__Required action__. Pictures are to be left out, but please repeat each record exactly.

'''

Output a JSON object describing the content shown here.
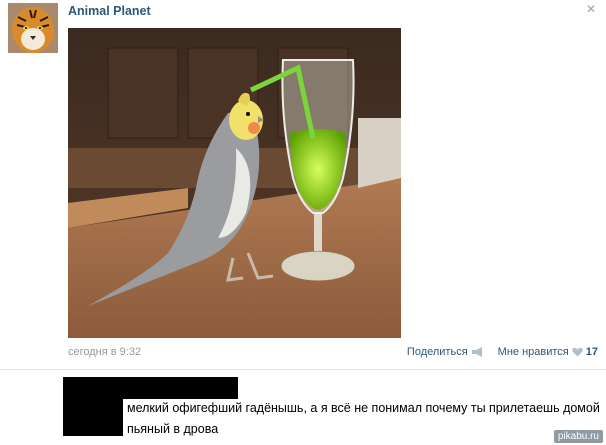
{
  "post": {
    "author": "Animal Planet",
    "close_icon": "close-icon",
    "timestamp": "сегодня в 9:32",
    "share_label": "Поделиться",
    "like_label": "Мне нравится",
    "like_count": "17"
  },
  "comment": {
    "text": "мелкий офигефший гадёнышь, а я всё не понимал почему ты прилетаешь домой пьяный в дрова"
  },
  "watermark": "pikabu.ru",
  "colors": {
    "link": "#2b587a",
    "muted": "#999999",
    "drink": "#8fd400",
    "wood": "#9a6a45"
  }
}
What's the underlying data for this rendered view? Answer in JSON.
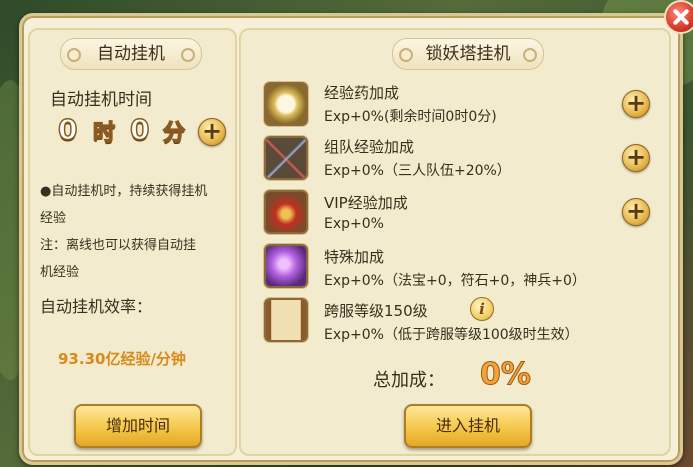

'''

__Result of the task__.
Output a JSON object describing the content shown here.
{
  "post": {
    "author": "Animal Planet",
    "close_icon": "close-icon",
    "timestamp": "сегодня в 9:32",
    "share_label": "Поделиться",
    "like_label": "Мне нравится",
    "like_count": "17"
  },
  "comment": {
    "text": "мелкий офигефший гадёнышь, а я всё не понимал почему ты прилетаешь домой пьяный в дрова"
  },
  "watermark": "pikabu.ru",
  "colors": {
    "link": "#2b587a",
    "muted": "#999999",
    "drink": "#8fd400",
    "wood": "#9a6a45"
  }
}
What's the underlying data for this rendered view? Answer in JSON.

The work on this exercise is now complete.